The special value of Max’s life-expectancy complying income stream at 1 July 2017 was 3 x 97,000 = $291,000. Max’s total TBA at 1 July 2017 for both pensions was $831,000, meaning he has a remaining TBC of $769,000.
Maureen’s market-linked income stream was valued at 8 x $14,400 = $115,200, meaning she has a remaining TBC of $1,484,800.
There are no adequacy issues with Max’s complying income stream, however, the value of the assets supporting it is significantly higher than is likely to be needed to meet the pension payments up to the end of the term. When the income stream expires, any remaining assets will fall into an unallocated reserve in the fund. Additionally, Max and Maureen are finding it difficult to continue running their fund and want to wind up the SMSF.
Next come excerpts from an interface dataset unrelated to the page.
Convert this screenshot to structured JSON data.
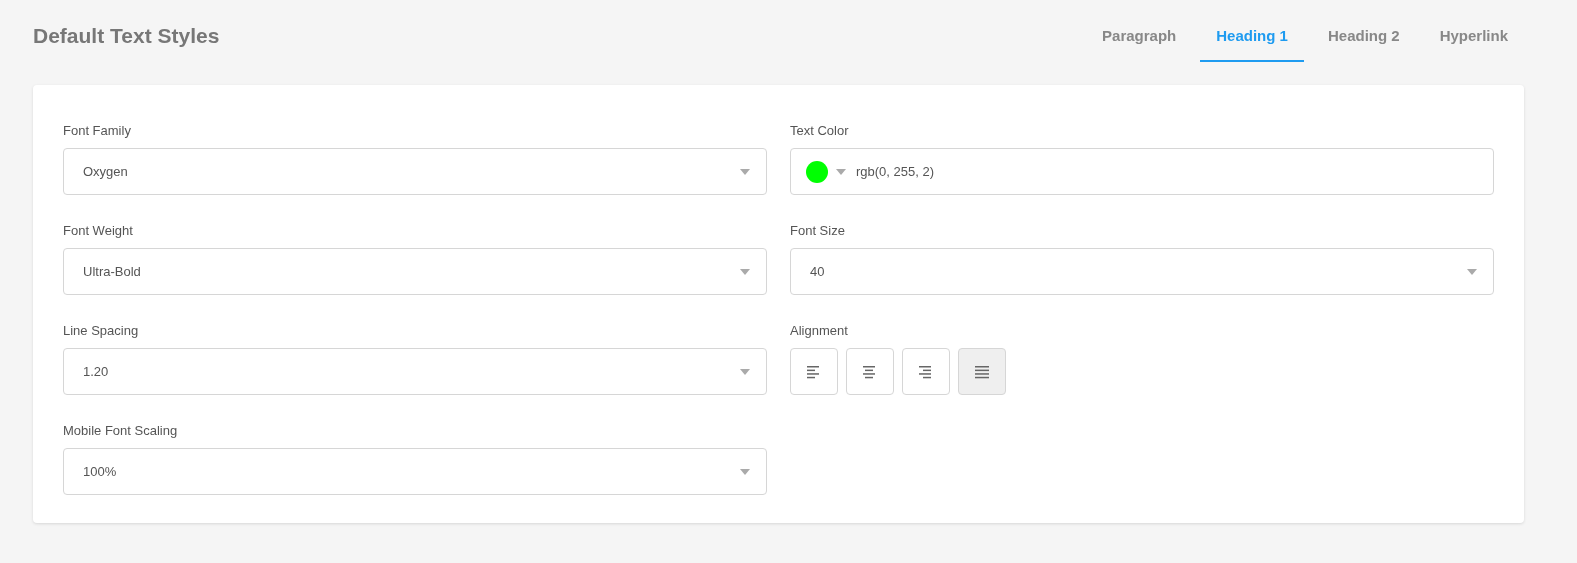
{
  "title": "Default Text Styles",
  "tabs": [
    {
      "label": "Paragraph",
      "selected": false
    },
    {
      "label": "Heading 1",
      "selected": true
    },
    {
      "label": "Heading 2",
      "selected": false
    },
    {
      "label": "Hyperlink",
      "selected": false
    }
  ],
  "fields": [
    {
      "kind": "select",
      "label": "Font Family",
      "value": "Oxygen"
    },
    {
      "kind": "color",
      "label": "Text Color",
      "value": "rgb(0, 255, 2)",
      "color": "#00ff02"
    },
    {
      "kind": "select",
      "label": "Font Weight",
      "value": "Ultra-Bold"
    },
    {
      "kind": "select",
      "label": "Font Size",
      "value": "40"
    },
    {
      "kind": "select",
      "label": "Line Spacing",
      "value": "1.20"
    },
    {
      "kind": "alignment",
      "label": "Alignment",
      "options": [
        {
          "kind": "left",
          "selected": false
        },
        {
          "kind": "center",
          "selected": false
        },
        {
          "kind": "right",
          "selected": false
        },
        {
          "kind": "justify",
          "selected": true
        }
      ]
    },
    {
      "kind": "select",
      "label": "Mobile Font Scaling",
      "value": "100%"
    }
  ]
}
Maureen will commute her market-linked income stream, currently valued at around $205,000, to another market-linked income stream with a retail provider that can accept the 50 per cent ATE income stream. Although she will receive a $0 debit against her TBC, this will not impact on her ability to commence a new income stream at this time due to her low TBA. However, it will impact on her ability to receive future death benefits as an income stream.
Maureen’s new market-linked income stream is established as non-reversionary so that upon her death it can be paid as a death benefit pension or lump sum to Max rather than continue as a reversionary market-linked income stream, which could potentially raise a TBC issue for Max, depending on his balances at the time.
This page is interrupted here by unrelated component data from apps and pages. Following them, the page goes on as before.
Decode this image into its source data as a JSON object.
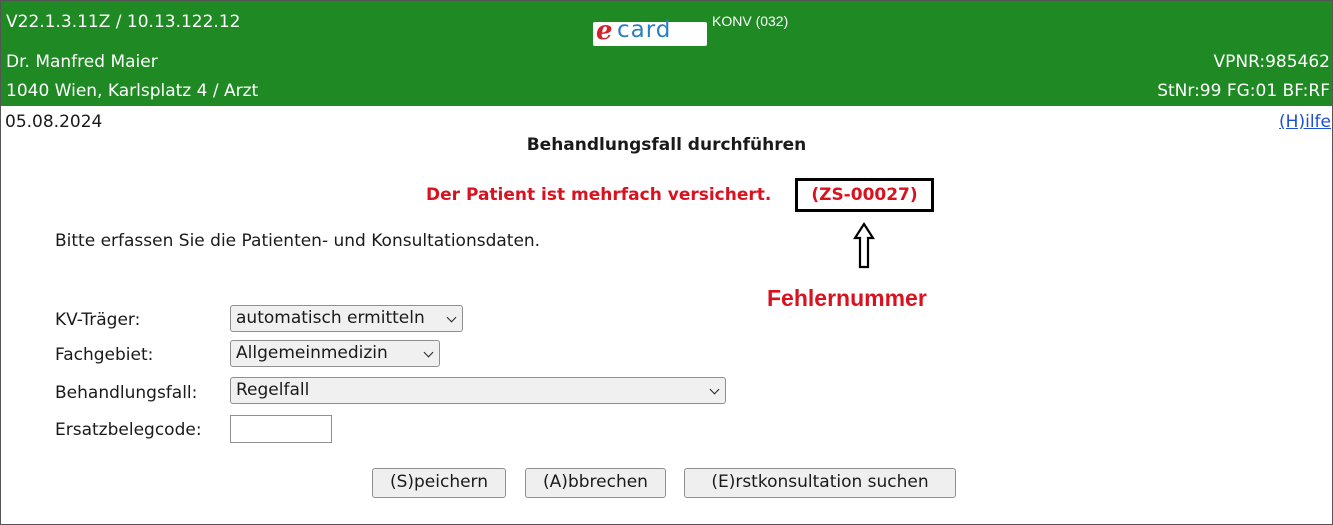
{
  "header": {
    "version_ip": "V22.1.3.11Z / 10.13.122.12",
    "logo": {
      "e": "e",
      "rest": "card"
    },
    "mode": "KONV (032)",
    "user_name": "Dr. Manfred Maier",
    "vpnr": "VPNR:985462",
    "address": "1040 Wien, Karlsplatz 4 / Arzt",
    "station_info": "StNr:99 FG:01 BF:RF"
  },
  "date": "05.08.2024",
  "help_link": "(H)ilfe",
  "page_title": "Behandlungsfall durchführen",
  "message": {
    "text": "Der Patient ist mehrfach versichert.",
    "code": "(ZS-00027)",
    "annotation": "Fehlernummer"
  },
  "intro": "Bitte erfassen Sie die Patienten- und Konsultationsdaten.",
  "form": {
    "kv_traeger": {
      "label": "KV-Träger:",
      "value": "automatisch ermitteln"
    },
    "fachgebiet": {
      "label": "Fachgebiet:",
      "value": "Allgemeinmedizin"
    },
    "behandlungsfall": {
      "label": "Behandlungsfall:",
      "value": "Regelfall"
    },
    "ersatzbelegcode": {
      "label": "Ersatzbelegcode:",
      "value": ""
    }
  },
  "buttons": {
    "save": "(S)peichern",
    "cancel": "(A)bbrechen",
    "search": "(E)rstkonsultation suchen"
  },
  "colors": {
    "header_green": "#1f8a24",
    "error_red": "#d9121f",
    "link_blue": "#1a4fd6"
  }
}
Max’s account-based pension will be rolled over to a retail provider and the debit of the current value of the pension of around $510,000 applied against his TBA will be the same as the credit reapplied when the new account-based income stream is commenced. In order to retain the 100 per cent ATE on his income stream, Max wishes to purchase a retail complying annuity with the value of his commuted life-expectancy complying pension. The value of the assets supporting this income stream liability is currently around $950,000.
The commutation value of a life-expectancy pension is limited by the factors set out in schedule 1B of the Superannuation Industry (Supervision) Regulations. However, in this case the value of the assets supporting the income stream is less than the maximum commutation value, meaning the entire value can be commuted.
Unfortunately, under the ATO’s interpretation, there would be no debit against Max’s TBA when this happens. The new income stream is not a capped DB income stream and the credit applied to Max’s TBA is the purchase price of the income stream, not a special value. Rolling the life-expectancy income stream to a retail complying annuity provider would therefore result in an increase in his TBA of around $950,000, giving him an excess transfer balance of $181,000.
Max would not be able to commute his life-expectancy income stream without raising an excess transfer balance. If he does so, he would have to pay penalties on this excess for the remainder of the term of his annuity. He has the unenviable choice of either continuing to run his SMSF despite his desire to wind up the fund, and let the life-expectancy income stream expire, leading to a very large unallocated reserve in the SMSF, or roll over the income stream and pay penalties on the resulting excess transfer balance for the rest of his life.
We understand industry participants are working on submissions to Treasury. If you have clients affected by this, we recommend you discuss it with your professional body.
In the meantime, if you are considering making changes to a complying income stream, or have done so already, we recommend you talk to the ATO as it is aware of this issue.